··· GIVEN RECORDS

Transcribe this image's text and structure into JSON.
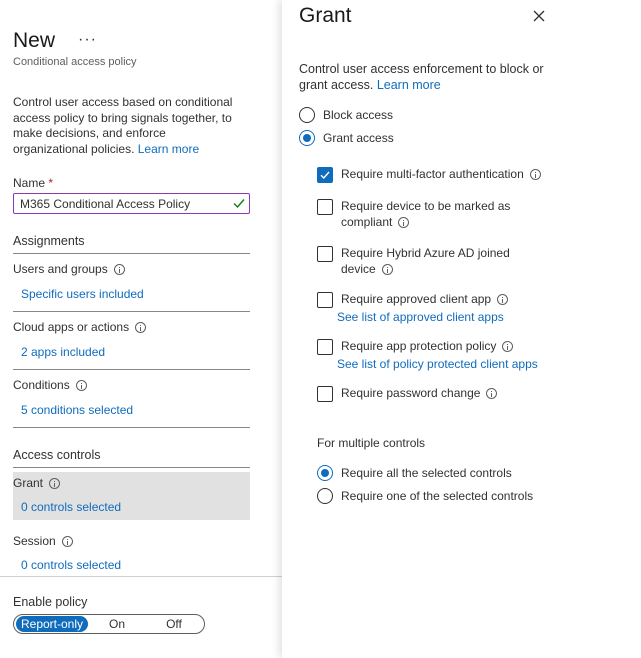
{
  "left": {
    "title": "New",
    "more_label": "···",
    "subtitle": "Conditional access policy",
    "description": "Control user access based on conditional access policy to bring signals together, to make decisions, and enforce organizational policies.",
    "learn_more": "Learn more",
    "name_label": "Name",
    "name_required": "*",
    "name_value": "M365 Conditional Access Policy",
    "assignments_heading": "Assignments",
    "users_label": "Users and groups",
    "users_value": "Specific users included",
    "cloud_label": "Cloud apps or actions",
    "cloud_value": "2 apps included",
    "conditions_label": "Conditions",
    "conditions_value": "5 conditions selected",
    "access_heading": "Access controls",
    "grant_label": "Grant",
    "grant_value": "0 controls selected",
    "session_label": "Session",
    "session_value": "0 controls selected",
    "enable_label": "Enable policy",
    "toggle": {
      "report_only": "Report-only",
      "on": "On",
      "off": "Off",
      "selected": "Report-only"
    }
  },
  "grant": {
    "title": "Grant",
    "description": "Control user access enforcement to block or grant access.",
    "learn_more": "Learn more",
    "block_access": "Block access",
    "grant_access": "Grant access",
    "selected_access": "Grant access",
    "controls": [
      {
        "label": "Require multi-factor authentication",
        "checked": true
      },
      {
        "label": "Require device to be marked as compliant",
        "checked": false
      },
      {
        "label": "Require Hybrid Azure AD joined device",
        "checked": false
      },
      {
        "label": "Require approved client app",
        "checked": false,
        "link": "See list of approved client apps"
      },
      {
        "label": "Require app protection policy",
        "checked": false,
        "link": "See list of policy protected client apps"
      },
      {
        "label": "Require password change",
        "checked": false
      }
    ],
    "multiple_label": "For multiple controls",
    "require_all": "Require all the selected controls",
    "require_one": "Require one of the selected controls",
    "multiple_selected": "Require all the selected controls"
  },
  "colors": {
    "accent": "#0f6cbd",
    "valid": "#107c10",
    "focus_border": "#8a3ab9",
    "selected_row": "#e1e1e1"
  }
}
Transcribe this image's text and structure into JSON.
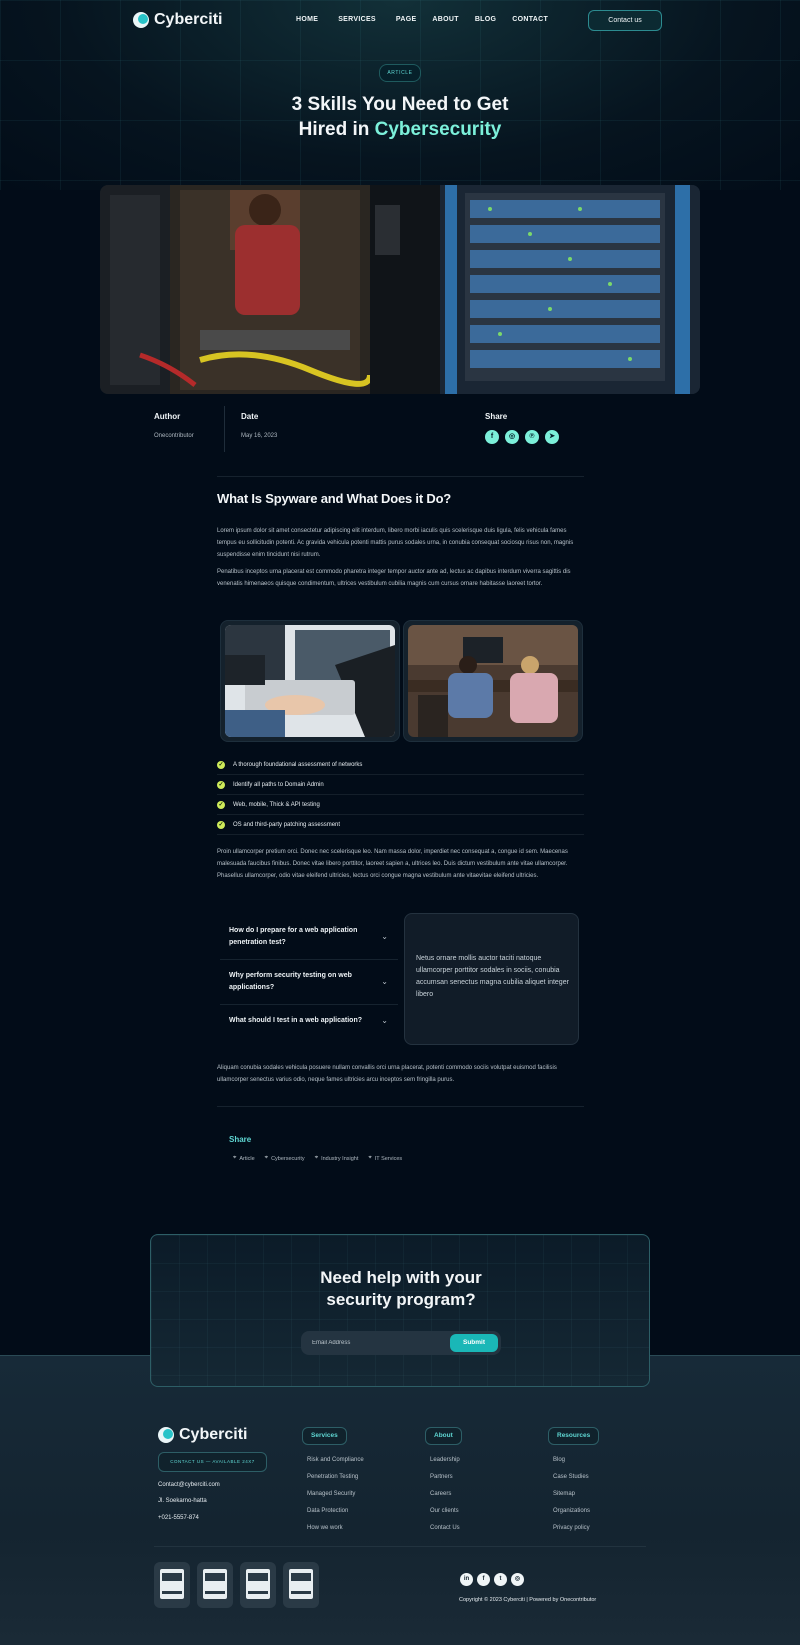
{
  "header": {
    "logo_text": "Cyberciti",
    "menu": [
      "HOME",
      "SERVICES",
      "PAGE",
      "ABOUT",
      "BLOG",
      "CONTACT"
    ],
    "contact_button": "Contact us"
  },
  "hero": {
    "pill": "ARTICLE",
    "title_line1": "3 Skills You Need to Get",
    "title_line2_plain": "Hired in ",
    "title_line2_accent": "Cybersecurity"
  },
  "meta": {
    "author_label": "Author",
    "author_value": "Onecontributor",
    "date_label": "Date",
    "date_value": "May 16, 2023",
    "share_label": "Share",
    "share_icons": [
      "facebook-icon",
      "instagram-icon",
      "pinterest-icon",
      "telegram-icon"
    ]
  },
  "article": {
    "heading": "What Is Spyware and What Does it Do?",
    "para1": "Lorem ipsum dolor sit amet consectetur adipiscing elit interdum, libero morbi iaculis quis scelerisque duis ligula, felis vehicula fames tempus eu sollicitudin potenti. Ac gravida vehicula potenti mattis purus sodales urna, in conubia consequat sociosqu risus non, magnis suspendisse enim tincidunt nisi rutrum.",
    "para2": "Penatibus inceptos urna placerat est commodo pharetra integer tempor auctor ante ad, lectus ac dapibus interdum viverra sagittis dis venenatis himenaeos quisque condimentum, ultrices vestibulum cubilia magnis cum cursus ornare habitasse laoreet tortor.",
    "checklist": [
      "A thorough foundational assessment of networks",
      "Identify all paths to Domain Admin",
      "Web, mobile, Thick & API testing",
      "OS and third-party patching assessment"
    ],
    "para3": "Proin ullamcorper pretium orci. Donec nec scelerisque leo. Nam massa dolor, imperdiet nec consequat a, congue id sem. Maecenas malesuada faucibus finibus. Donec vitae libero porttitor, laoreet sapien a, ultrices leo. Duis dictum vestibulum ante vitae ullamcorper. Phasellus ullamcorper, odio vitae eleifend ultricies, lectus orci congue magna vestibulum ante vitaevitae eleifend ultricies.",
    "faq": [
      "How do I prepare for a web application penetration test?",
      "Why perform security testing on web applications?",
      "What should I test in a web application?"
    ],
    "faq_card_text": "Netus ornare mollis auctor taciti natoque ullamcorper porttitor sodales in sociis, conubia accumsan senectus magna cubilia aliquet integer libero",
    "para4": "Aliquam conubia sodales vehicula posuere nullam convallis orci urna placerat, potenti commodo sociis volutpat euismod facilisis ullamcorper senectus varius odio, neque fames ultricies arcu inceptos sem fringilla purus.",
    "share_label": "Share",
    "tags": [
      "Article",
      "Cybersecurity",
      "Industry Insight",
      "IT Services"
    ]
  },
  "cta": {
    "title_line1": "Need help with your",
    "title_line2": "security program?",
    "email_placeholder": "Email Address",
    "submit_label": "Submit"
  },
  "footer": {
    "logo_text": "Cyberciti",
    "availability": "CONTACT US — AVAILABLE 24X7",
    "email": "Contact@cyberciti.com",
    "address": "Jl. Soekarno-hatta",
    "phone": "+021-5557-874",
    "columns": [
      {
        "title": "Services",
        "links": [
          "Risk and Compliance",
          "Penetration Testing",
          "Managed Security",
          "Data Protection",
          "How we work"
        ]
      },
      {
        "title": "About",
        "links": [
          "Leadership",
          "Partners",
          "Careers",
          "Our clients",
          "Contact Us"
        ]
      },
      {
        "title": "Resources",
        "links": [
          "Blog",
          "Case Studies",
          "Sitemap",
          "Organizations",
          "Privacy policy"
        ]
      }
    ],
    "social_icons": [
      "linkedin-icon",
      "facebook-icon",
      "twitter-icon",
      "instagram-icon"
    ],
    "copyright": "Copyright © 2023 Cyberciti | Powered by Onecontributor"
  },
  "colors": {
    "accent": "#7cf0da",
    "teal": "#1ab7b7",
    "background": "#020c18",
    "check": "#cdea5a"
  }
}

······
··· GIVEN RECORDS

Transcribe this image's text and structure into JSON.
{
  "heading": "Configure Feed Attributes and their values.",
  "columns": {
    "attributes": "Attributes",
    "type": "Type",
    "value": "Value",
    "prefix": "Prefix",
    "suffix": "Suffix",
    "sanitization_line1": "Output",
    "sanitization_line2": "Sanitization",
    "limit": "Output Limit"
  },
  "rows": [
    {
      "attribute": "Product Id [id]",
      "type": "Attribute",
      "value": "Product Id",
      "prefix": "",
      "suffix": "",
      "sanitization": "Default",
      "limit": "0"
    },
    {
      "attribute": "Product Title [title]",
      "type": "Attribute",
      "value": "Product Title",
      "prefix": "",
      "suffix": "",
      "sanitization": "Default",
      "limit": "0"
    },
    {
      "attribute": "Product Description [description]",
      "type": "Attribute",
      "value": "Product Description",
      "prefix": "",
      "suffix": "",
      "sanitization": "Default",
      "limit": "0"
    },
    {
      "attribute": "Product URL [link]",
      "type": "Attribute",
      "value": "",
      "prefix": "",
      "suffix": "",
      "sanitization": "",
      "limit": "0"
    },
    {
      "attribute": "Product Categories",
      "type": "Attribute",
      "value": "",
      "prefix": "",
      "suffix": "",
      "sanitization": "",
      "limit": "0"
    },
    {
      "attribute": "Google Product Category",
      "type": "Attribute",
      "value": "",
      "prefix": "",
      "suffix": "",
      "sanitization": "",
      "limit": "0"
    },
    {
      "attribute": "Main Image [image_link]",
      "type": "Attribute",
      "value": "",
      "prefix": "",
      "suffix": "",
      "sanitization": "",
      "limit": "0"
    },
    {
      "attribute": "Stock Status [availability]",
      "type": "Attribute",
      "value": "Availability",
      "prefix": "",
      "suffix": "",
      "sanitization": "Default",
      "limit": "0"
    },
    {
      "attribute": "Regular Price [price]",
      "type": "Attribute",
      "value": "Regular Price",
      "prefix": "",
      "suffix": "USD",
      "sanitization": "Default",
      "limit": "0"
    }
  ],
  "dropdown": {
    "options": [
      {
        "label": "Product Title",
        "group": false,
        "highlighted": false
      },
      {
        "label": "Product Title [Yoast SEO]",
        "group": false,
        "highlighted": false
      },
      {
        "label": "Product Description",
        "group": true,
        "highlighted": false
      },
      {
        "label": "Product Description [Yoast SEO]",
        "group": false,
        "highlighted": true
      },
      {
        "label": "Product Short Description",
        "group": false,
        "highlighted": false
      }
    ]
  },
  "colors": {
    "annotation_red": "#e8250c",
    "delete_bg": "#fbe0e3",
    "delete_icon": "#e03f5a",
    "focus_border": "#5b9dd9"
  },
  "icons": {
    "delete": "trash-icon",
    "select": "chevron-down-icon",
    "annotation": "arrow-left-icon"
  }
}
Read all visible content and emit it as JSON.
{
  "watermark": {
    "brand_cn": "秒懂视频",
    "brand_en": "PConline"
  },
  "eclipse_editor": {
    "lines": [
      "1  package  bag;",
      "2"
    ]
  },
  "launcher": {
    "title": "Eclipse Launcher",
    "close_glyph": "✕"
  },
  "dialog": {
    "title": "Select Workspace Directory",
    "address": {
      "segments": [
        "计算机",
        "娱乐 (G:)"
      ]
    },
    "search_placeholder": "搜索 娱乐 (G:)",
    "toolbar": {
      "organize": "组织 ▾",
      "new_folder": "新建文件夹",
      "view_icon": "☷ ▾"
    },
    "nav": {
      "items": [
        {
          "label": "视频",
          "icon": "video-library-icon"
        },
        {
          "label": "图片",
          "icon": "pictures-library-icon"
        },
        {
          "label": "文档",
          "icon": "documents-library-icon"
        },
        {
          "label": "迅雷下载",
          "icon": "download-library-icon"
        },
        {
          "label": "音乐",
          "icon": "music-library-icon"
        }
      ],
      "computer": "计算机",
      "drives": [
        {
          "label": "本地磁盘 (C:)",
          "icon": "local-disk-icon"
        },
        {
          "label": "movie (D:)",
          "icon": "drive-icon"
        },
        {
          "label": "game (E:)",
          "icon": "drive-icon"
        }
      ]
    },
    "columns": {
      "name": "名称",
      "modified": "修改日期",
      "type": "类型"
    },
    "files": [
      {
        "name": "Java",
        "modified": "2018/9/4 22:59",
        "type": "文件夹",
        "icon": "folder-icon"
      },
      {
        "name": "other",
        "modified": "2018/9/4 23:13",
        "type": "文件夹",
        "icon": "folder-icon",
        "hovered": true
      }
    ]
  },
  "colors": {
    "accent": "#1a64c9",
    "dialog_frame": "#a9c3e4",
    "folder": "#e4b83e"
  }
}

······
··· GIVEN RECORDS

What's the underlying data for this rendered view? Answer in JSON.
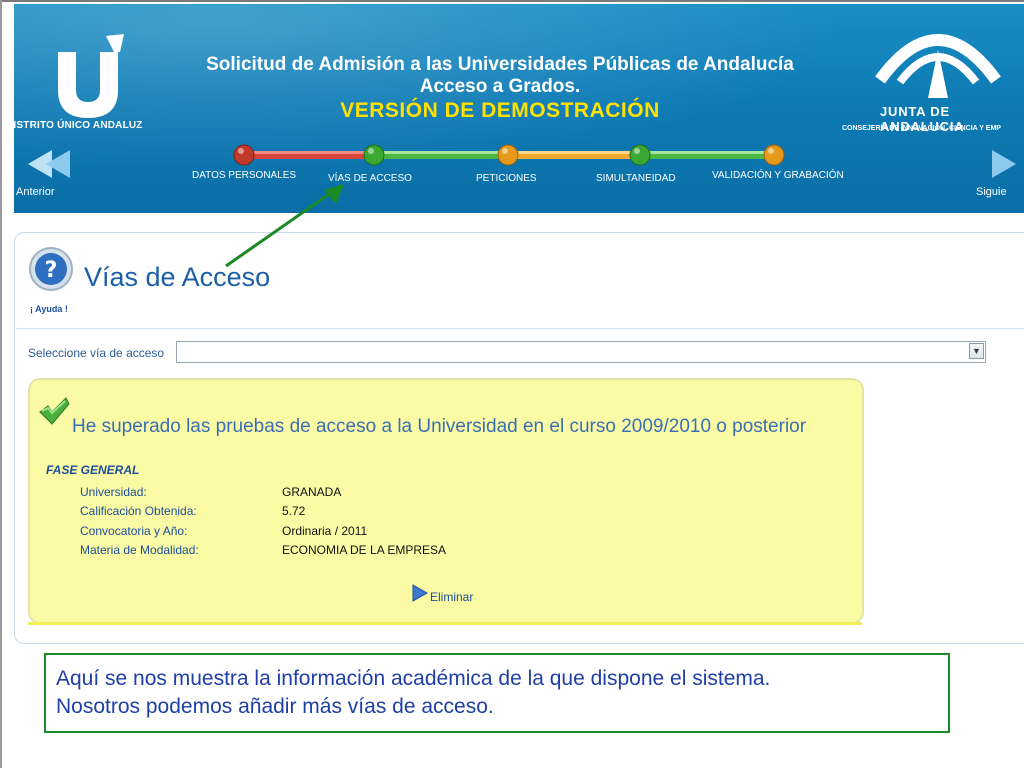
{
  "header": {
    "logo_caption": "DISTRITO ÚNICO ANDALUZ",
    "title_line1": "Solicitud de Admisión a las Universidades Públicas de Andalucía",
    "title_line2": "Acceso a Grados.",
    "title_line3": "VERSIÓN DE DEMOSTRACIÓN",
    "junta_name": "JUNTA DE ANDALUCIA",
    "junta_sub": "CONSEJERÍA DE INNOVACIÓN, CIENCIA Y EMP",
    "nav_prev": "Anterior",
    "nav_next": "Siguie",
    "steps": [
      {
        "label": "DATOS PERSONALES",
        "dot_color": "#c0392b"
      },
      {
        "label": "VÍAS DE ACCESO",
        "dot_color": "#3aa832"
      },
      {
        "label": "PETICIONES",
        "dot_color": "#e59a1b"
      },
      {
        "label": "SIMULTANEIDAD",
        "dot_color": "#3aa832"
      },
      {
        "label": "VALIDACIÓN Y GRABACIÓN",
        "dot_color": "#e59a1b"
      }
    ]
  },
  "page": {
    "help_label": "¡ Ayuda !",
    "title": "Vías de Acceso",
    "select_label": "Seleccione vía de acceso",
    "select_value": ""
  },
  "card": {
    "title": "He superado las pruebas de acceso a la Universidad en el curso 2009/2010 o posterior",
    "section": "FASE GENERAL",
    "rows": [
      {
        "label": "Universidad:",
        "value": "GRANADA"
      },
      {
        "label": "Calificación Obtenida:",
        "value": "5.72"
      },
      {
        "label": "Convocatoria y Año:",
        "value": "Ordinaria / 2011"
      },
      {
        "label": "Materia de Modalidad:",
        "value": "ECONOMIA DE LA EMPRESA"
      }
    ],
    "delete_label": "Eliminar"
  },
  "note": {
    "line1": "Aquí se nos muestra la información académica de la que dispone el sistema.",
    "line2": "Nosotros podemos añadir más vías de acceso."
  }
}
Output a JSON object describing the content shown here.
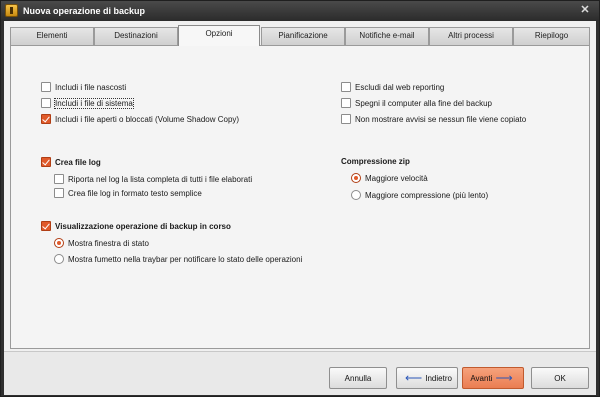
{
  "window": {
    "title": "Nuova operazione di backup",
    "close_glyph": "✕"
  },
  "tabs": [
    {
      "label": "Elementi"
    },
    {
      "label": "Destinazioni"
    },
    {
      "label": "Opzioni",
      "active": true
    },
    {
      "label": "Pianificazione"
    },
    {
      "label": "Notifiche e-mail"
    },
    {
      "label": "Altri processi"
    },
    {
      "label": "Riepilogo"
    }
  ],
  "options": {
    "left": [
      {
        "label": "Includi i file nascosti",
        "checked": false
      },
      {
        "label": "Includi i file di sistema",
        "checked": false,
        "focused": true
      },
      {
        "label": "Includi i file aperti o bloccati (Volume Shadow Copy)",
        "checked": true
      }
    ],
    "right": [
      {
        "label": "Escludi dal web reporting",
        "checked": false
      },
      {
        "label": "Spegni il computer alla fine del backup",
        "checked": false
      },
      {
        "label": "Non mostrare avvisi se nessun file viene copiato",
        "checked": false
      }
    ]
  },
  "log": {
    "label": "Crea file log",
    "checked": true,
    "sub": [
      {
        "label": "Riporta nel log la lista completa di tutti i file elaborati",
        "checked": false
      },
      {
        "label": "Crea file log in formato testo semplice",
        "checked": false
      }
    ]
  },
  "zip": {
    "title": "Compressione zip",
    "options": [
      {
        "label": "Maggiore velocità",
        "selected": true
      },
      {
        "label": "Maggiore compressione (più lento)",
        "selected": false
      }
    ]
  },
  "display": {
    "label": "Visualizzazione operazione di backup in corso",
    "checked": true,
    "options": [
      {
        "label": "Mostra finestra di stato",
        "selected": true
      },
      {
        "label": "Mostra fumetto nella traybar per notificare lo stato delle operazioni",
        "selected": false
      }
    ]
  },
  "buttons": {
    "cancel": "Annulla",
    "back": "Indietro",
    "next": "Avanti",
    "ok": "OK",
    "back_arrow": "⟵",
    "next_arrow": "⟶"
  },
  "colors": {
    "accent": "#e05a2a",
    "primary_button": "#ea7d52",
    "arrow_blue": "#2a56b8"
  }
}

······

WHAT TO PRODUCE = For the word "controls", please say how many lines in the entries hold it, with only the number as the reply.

RESPONSE AREA = 8